*** Block opens ***

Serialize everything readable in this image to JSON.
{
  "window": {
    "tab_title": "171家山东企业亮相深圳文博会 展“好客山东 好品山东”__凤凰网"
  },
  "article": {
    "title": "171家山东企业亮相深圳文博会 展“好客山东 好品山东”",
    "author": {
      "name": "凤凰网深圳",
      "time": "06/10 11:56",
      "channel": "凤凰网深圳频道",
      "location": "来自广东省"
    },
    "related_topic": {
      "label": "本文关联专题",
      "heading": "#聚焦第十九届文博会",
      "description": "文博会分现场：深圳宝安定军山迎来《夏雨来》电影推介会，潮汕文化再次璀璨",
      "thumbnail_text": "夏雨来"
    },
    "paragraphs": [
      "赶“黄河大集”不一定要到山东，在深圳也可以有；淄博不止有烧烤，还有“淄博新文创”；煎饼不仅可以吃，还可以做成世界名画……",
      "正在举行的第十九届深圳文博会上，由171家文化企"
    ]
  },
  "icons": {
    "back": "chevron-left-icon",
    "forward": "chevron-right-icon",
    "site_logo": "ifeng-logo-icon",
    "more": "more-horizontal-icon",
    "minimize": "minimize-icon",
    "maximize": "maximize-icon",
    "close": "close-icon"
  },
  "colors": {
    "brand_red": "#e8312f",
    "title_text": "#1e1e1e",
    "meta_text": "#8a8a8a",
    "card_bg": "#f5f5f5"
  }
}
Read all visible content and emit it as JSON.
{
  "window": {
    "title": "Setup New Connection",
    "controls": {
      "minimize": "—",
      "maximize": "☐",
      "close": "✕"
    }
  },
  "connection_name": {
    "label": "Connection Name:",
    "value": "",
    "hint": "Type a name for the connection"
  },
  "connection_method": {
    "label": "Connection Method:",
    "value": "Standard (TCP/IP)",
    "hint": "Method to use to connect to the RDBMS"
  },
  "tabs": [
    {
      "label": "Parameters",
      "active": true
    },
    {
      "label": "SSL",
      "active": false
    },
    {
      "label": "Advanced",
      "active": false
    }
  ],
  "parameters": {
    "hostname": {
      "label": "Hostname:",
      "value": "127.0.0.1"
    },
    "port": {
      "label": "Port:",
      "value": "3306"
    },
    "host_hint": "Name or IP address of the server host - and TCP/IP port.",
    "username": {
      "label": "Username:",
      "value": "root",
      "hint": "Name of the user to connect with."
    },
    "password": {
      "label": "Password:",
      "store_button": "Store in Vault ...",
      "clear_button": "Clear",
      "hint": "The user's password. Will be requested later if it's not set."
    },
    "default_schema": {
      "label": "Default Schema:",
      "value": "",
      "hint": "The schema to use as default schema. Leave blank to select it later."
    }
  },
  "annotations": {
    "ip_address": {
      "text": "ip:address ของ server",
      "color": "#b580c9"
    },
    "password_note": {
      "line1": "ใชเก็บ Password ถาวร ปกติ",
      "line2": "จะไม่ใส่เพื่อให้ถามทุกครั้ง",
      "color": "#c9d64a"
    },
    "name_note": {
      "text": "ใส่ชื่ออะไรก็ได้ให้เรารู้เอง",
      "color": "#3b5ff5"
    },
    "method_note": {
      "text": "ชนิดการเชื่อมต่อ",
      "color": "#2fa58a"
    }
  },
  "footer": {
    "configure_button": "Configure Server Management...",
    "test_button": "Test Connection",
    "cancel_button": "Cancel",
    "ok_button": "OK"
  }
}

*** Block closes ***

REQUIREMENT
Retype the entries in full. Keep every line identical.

RESULT OF THE EXERCISE
Serialize everything readable in this image to JSON.
{
  "window": {
    "tab_title": "171家山东企业亮相深圳文博会 展“好客山东 好品山东”__凤凰网"
  },
  "article": {
    "title": "171家山东企业亮相深圳文博会 展“好客山东 好品山东”",
    "author": {
      "name": "凤凰网深圳",
      "time": "06/10 11:56",
      "channel": "凤凰网深圳频道",
      "location": "来自广东省"
    },
    "related_topic": {
      "label": "本文关联专题",
      "heading": "#聚焦第十九届文博会",
      "description": "文博会分现场：深圳宝安定军山迎来《夏雨来》电影推介会，潮汕文化再次璀璨",
      "thumbnail_text": "夏雨来"
    },
    "paragraphs": [
      "赶“黄河大集”不一定要到山东，在深圳也可以有；淄博不止有烧烤，还有“淄博新文创”；煎饼不仅可以吃，还可以做成世界名画……",
      "正在举行的第十九届深圳文博会上，由171家文化企"
    ]
  },
  "icons": {
    "back": "chevron-left-icon",
    "forward": "chevron-right-icon",
    "site_logo": "ifeng-logo-icon",
    "more": "more-horizontal-icon",
    "minimize": "minimize-icon",
    "maximize": "maximize-icon",
    "close": "close-icon"
  },
  "colors": {
    "brand_red": "#e8312f",
    "title_text": "#1e1e1e",
    "meta_text": "#8a8a8a",
    "card_bg": "#f5f5f5"
  }
}
Read all visible content and emit it as JSON.
{
  "window": {
    "title": "Setup New Connection",
    "controls": {
      "minimize": "—",
      "maximize": "☐",
      "close": "✕"
    }
  },
  "connection_name": {
    "label": "Connection Name:",
    "value": "",
    "hint": "Type a name for the connection"
  },
  "connection_method": {
    "label": "Connection Method:",
    "value": "Standard (TCP/IP)",
    "hint": "Method to use to connect to the RDBMS"
  },
  "tabs": [
    {
      "label": "Parameters",
      "active": true
    },
    {
      "label": "SSL",
      "active": false
    },
    {
      "label": "Advanced",
      "active": false
    }
  ],
  "parameters": {
    "hostname": {
      "label": "Hostname:",
      "value": "127.0.0.1"
    },
    "port": {
      "label": "Port:",
      "value": "3306"
    },
    "host_hint": "Name or IP address of the server host - and TCP/IP port.",
    "username": {
      "label": "Username:",
      "value": "root",
      "hint": "Name of the user to connect with."
    },
    "password": {
      "label": "Password:",
      "store_button": "Store in Vault ...",
      "clear_button": "Clear",
      "hint": "The user's password. Will be requested later if it's not set."
    },
    "default_schema": {
      "label": "Default Schema:",
      "value": "",
      "hint": "The schema to use as default schema. Leave blank to select it later."
    }
  },
  "annotations": {
    "ip_address": {
      "text": "ip:address ของ server",
      "color": "#b580c9"
    },
    "password_note": {
      "line1": "ใชเก็บ Password ถาวร ปกติ",
      "line2": "จะไม่ใส่เพื่อให้ถามทุกครั้ง",
      "color": "#c9d64a"
    },
    "name_note": {
      "text": "ใส่ชื่ออะไรก็ได้ให้เรารู้เอง",
      "color": "#3b5ff5"
    },
    "method_note": {
      "text": "ชนิดการเชื่อมต่อ",
      "color": "#2fa58a"
    }
  },
  "footer": {
    "configure_button": "Configure Server Management...",
    "test_button": "Test Connection",
    "cancel_button": "Cancel",
    "ok_button": "OK"
  }
}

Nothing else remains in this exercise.